Secure two-party computation enables applications in which participants compute the output of a function that depends on their private inputs, without revealing those inputs or relying on any trusted third party. In this paper, we show the potential of building privacy-preserving applications using garbled circuits, a generic technique that until recently was believed to be too inefficient to scale to realistic problems. We present a Java-based framework that uses pipelining and circuit-level optimizations to build efficient and scalable privacy-preserving applications. Although the standard garbled circuit protocol assumes a very week, honest-but-curious adversary, techniques are available for converting such protocols to resist stronger adversaries, including fully malicious adversaries. We summarize approaches to producing malicious-resistant secure computations that reduce the costs of transforming a protocol to be secure against stronger adversaries. In addition, we summarize results on ensuring
, the property that either both parties receive the result or neither party does.

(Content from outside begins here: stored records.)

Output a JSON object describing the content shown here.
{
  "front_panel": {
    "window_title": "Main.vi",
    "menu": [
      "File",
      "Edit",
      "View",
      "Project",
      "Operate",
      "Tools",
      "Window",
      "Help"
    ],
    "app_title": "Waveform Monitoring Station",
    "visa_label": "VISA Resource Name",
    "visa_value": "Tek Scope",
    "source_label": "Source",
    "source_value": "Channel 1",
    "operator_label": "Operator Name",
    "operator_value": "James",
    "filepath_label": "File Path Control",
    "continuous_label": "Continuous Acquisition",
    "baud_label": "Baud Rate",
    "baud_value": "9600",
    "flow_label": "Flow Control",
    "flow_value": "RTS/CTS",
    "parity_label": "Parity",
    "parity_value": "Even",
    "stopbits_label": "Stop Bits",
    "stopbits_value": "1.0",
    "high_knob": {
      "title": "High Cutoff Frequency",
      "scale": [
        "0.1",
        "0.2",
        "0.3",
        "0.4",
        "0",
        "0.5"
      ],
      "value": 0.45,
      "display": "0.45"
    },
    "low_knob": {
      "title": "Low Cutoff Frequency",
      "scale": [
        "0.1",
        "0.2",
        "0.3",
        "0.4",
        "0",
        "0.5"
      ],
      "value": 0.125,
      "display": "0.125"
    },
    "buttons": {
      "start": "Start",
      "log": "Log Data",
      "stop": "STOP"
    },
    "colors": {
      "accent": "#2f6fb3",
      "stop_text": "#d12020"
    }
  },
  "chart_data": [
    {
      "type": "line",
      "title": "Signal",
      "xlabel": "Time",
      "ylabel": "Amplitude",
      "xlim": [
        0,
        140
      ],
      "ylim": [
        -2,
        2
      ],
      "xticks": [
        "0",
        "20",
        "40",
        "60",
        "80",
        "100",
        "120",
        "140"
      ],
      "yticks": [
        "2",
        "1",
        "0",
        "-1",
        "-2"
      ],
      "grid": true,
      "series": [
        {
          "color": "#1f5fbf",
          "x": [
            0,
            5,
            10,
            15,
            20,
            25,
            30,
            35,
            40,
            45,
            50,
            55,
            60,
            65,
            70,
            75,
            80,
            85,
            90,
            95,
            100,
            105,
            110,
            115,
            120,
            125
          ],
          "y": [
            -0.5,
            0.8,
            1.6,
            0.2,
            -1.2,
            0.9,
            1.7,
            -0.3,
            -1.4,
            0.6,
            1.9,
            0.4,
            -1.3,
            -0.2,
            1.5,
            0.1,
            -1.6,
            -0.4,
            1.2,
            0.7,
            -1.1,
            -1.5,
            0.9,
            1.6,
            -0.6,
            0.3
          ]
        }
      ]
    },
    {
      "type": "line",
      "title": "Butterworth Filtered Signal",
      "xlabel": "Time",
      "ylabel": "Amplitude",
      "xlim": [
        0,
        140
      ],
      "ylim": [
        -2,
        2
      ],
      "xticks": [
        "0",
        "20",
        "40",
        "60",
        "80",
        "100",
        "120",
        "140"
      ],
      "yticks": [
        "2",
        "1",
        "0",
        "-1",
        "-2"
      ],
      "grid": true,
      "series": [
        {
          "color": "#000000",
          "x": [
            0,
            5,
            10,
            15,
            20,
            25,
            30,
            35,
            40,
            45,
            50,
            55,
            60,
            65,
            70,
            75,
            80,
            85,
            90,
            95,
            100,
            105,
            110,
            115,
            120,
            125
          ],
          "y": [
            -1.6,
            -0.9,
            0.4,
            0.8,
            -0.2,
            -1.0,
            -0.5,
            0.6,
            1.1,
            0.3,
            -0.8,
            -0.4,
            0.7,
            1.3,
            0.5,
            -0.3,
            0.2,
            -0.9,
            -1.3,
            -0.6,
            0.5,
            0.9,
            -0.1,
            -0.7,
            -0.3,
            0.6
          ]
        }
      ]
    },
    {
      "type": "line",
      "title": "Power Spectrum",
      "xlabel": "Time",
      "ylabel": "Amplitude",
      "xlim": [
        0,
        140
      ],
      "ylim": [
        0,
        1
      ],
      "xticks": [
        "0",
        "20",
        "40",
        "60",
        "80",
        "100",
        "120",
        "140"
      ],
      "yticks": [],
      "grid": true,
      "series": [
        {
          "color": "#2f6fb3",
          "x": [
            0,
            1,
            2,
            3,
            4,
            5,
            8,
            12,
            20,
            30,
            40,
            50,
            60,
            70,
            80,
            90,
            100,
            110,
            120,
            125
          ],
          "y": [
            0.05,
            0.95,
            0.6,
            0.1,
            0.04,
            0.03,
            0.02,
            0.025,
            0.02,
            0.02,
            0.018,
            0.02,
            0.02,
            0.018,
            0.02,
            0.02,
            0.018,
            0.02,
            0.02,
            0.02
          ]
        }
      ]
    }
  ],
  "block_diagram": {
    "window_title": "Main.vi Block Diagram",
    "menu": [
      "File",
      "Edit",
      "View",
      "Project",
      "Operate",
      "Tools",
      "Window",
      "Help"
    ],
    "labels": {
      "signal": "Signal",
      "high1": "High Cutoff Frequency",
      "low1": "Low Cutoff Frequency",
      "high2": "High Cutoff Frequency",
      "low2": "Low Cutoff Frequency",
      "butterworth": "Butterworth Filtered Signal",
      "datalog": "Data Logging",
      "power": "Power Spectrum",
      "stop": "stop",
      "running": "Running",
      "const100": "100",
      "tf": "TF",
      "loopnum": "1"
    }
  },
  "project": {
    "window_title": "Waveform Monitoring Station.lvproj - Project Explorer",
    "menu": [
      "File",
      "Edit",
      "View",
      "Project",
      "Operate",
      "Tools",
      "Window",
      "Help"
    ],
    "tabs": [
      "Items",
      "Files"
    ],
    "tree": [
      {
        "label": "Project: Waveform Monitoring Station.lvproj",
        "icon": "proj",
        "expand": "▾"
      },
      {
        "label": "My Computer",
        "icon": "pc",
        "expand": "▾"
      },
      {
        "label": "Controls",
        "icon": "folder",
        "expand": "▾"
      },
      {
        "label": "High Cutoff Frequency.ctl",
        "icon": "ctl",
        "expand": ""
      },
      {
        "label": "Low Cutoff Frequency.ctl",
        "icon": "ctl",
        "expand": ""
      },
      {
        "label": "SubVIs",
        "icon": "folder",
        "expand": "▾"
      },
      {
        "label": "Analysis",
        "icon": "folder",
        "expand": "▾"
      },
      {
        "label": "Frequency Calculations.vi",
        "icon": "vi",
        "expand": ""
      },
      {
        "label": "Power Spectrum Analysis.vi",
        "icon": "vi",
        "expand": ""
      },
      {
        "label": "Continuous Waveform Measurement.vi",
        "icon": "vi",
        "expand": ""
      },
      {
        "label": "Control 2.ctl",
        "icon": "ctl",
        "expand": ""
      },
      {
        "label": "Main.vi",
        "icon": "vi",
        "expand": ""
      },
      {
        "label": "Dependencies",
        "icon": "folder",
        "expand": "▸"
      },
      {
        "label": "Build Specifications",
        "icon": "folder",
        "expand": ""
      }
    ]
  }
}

Several open problems remain, but as theory and pragmatism advance, secure computation is approaching the point where it offers practical solutions for a wide variety of important problems.